» **Exercise**
Work through the records below and tally every line containing "time". Reply with the total alone.

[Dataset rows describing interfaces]
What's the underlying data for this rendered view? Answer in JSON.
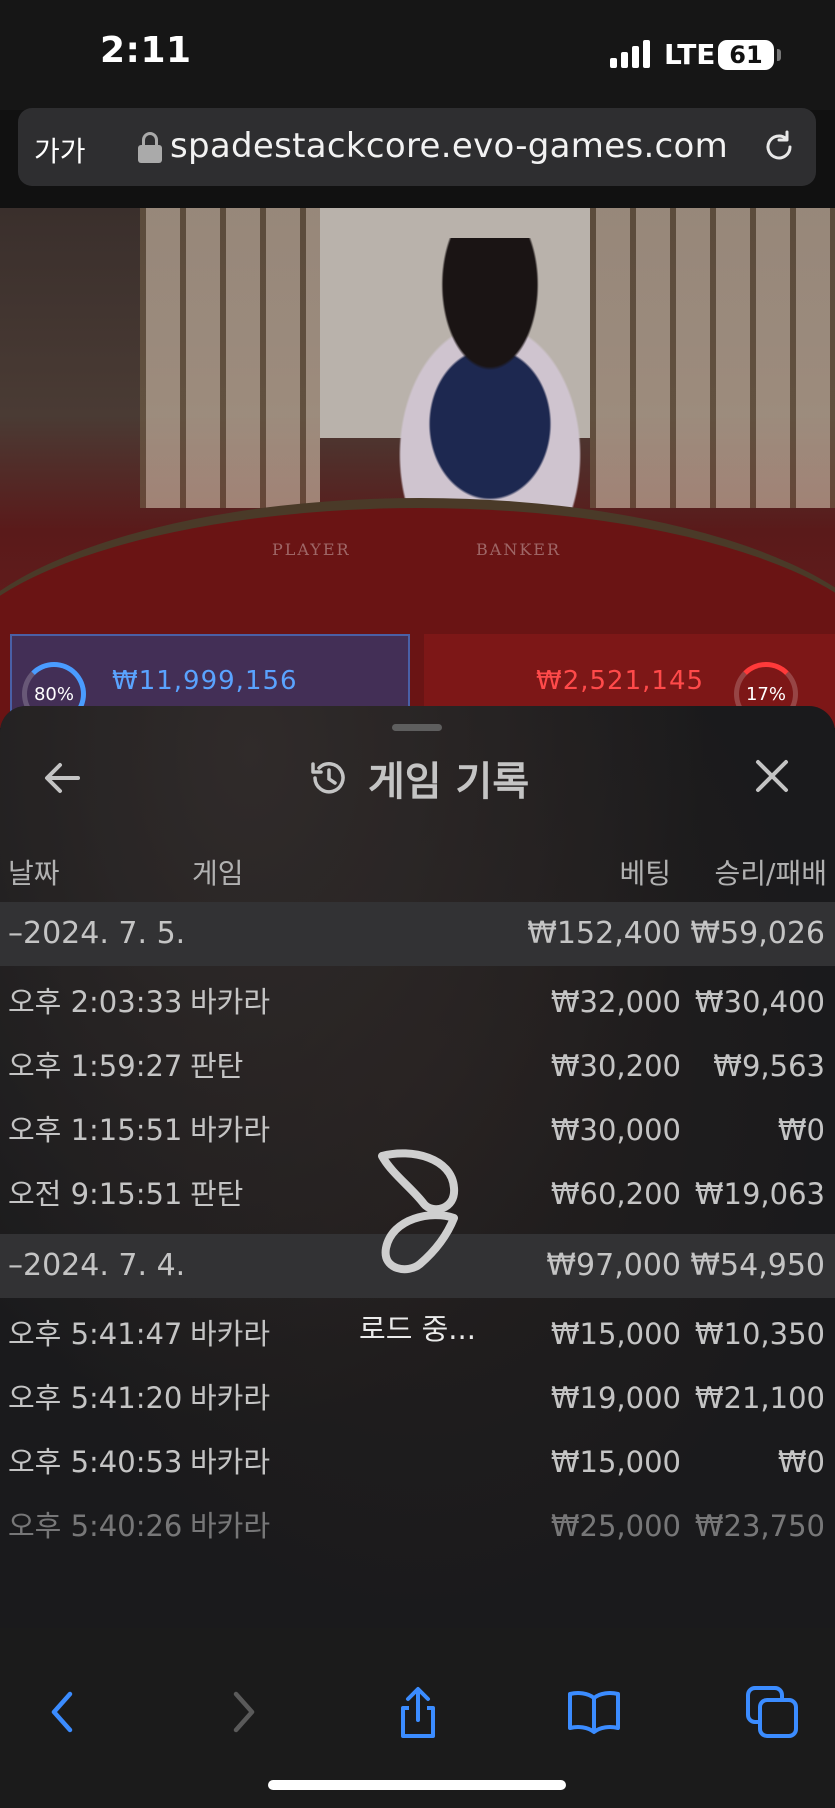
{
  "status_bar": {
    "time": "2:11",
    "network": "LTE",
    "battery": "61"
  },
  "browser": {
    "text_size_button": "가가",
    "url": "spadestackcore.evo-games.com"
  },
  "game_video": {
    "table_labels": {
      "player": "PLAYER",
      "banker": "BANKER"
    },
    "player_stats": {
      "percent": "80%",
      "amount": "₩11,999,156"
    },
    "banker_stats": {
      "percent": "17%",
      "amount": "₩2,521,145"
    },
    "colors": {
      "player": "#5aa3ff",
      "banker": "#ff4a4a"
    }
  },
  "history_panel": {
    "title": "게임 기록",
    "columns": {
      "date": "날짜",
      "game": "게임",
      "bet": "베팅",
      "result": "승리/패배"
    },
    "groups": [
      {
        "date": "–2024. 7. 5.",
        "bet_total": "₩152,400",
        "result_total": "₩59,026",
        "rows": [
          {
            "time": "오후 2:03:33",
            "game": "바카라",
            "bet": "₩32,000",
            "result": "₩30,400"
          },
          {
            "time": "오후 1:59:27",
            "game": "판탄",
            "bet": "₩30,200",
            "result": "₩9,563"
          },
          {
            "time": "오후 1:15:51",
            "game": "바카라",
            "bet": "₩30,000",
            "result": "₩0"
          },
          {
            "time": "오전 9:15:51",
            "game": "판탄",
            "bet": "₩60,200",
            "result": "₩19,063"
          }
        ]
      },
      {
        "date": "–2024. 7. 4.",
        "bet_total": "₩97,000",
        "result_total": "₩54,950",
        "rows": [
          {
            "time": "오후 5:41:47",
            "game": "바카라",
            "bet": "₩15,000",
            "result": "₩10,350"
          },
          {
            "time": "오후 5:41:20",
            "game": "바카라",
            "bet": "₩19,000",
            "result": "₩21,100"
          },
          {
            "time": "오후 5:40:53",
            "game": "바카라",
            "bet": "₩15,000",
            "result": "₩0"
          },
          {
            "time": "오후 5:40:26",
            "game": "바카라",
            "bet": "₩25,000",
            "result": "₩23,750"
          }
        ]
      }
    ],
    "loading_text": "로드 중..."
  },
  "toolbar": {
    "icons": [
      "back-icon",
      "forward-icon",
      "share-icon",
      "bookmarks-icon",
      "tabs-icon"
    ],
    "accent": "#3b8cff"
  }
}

» **Your response**
9